At the dinner party on tuesday, one couple living and working in Seattle has been plagued with the 'should we move home' question. They want to start a family and think living around grandparents instills values in children which nothing can compensate. ALL of the people in the room that night have studied in the US, (save for me who is still doing so) and have moved back, begrudgingly. Naturally the conversation erupted into a cacophony of protests (NO, DONT even think of moving back), dismay (ARE U SERIOUS! u want to move back to this hellhole?), advice, and pros and cons. I kept quiet - I dint know this couple well enough to impose my opinion and also wanted to see the discussion evolve from the point of view of people who've seen both worlds, and moved back and adjusted to life here. The result was unanimous : except for one girl, everyone else (sample size 11 people) was of the opinion that given a choice, they'd live away. Be it the moral bankruptcy, corruption, breakdown of infrastructure, traffic, pollution or the bureaucracy - there was a reason why everyone hated Mumbai. Resigned to their destinies of having moved back and now left with no choice almost. When did this happen? When did Mumbai become a place of resignation and so much subdued angst? It is pertinent to say that this conversation took place on the 10th floor of a very posh flat in Breach Candy in South Mumbai, the most luxurious part of Mumbai, and each couple in the room lived in the stretch of land between Cuffe Parade - Breach Candy with Mercs and BMW's for cars. Point being - this is the opinion of people living in the lap of luxury - I shudder to think of the Aunty getting on the Churchgate - Virar local everyday.

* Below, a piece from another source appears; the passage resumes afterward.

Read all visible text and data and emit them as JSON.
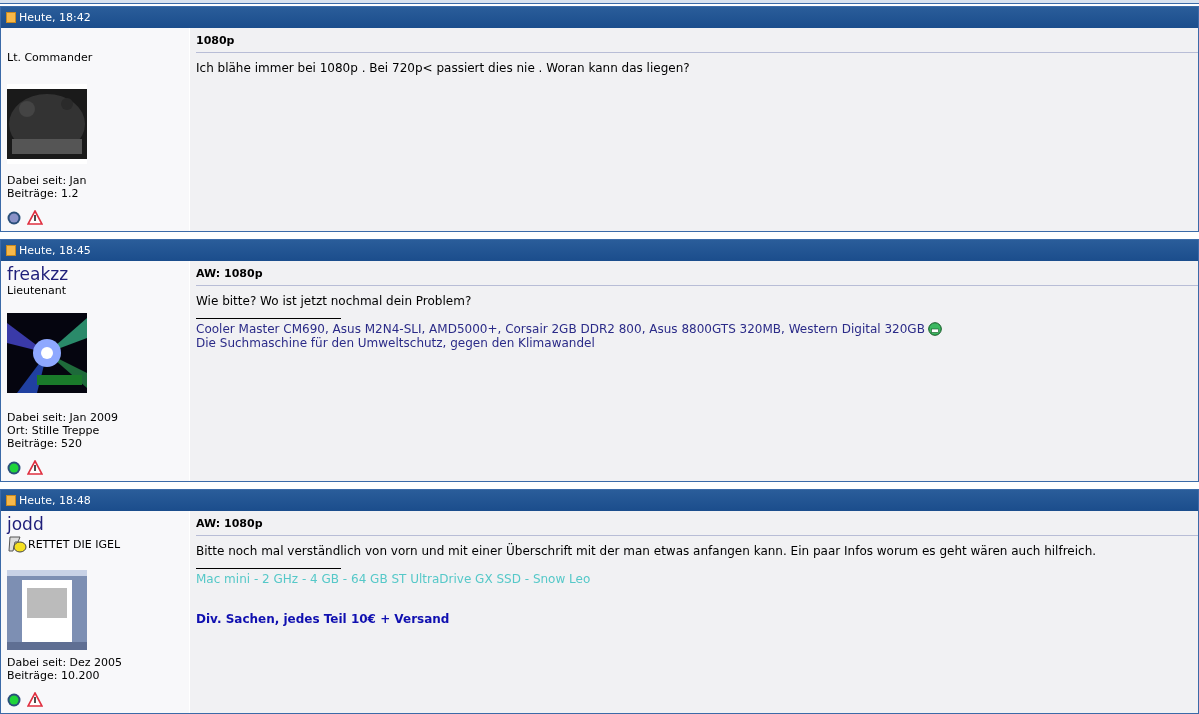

In the last decade, Mumbai (or India as a whole?) has slowly gone through a process of degrading its quality of life, confidence in politicians and systems, a slowing down (and eventual breakdown) of infrastructure, an exponential increase in pollution and decrease in civic sense.. something I was blind to when I was madly in love with this city. I still love it dearly, but now there's a certain wistfulness in my gaze when I look out at marine drive and long for the clear skies and the sun kissed horizon, and am instead met with a blanket of smog. I look for that occasional interesting conversation with the cab driver and am instead met with a bitter fight over one rupee of change.
I've changed... Mumbai's changed.